And so it goes through the elementary school years, the teenage years, and beyond. The more we learn and the more we grow in the process, the more new challenges we take on, our growth is unlimited. Even in the latter years of life, we are growing and learning until the day that we die, actually.
But growing up is only half the story of our lives. It’s the “growing down” part that really makes life worth living. The roots that we sink into the soil of life are what nurture the limbs and the leaves above. Show me someone who is living life well, and I will show you someone who has spent ample amounts of time in the underground of life — the place where the soul, if you will, grows. They have journeyed into their own unconscious selves, or they have journeyed through times of acute suffering and loss, or they have both found love and lost love; and yet, they have come through these times all the wiser.
I have learned much in my lifetime in the usual places of learning — school, achieving academic degrees, succeeding at various jobs along the way, traveling, watching TV and movies, reading books, and enjoying interacting with friends and others. But my roots have largely grown deeper when life has taken unexpected and often painful turns that I never saw coming. Or when I have dared to look into my own unconscious, through dreamwork, for example. Our dreams often hold within their mysterious images the stuff of growing deeper and wiser. And this takes some courage at times.
Alcoholics Anonymous has made famous the term “hitting bottom.” It’s that time in a person’s journey when they arrive at the end of their rope. Their lives have literally become “root-less.” All of their own efforts at negotiating life’s challenges have failed, and they find themselves up against a dead end. It is, in that moment, the WORST day of their lives — and it is also the BEST day of their lives. It is the day when that man or woman decides to go about the task of growing deeper roots: in their relationship with God, developing compassion for others, and building their lives on becoming as self-aware as possible. I have friends who are recovering addicts, and they are some of the deepest people I know — they have failed big time! But they also have mighty big and deep souls that bring light and life to everyone they encounter.

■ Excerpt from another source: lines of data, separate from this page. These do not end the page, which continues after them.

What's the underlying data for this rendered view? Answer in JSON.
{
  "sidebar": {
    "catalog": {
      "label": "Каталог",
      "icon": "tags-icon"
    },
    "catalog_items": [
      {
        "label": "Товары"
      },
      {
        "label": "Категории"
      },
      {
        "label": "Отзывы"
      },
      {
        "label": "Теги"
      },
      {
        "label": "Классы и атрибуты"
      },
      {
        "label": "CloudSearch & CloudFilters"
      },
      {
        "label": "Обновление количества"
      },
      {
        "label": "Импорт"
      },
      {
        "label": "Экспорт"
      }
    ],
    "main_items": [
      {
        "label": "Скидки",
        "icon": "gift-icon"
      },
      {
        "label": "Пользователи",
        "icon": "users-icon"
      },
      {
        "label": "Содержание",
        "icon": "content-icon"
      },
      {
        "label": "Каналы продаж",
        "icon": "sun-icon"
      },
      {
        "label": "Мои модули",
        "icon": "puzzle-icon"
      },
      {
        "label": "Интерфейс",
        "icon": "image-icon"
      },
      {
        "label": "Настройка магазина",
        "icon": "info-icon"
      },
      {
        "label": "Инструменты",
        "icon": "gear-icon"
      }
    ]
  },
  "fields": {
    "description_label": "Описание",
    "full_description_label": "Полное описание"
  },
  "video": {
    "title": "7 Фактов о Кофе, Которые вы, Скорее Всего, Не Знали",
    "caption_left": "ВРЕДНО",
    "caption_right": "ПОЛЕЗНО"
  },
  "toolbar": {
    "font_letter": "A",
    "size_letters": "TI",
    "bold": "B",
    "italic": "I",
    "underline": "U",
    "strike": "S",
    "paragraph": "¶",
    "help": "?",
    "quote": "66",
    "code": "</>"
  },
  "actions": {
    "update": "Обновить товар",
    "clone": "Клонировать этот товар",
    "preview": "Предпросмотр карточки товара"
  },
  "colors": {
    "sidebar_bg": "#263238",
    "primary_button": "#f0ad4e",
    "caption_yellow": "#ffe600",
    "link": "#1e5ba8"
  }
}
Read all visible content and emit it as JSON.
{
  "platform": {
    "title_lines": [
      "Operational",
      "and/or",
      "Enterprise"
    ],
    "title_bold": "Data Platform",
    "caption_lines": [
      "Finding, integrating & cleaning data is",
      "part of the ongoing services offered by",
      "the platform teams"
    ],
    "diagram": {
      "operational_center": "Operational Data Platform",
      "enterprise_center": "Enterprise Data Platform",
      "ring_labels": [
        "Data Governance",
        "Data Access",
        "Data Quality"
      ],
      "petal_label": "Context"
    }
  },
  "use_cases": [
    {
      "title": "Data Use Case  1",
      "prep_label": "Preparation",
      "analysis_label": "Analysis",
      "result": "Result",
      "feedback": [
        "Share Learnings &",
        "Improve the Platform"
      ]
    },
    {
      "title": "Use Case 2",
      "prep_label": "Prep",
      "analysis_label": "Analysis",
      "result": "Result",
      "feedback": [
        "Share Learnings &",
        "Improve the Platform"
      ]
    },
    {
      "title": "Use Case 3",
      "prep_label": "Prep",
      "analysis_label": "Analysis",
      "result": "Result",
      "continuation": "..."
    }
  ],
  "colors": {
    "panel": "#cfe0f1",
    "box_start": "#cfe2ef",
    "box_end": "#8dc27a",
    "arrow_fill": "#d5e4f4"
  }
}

So, I say, in this infancy period of 2017 — bring me plenty of the good things of life! Bring me light and love, good food, good friends, and money sufficient to my needs. But also, bring on the challenges — even bring on the pain and sorrow — for these are the things that serve as rich compost for the soul. And bring on the experiences that deepen my connection with others who are growing and hurting and succeeding in this thing we call life. For it is only as we are growing downward that we can effectively reach for the sun and the stars.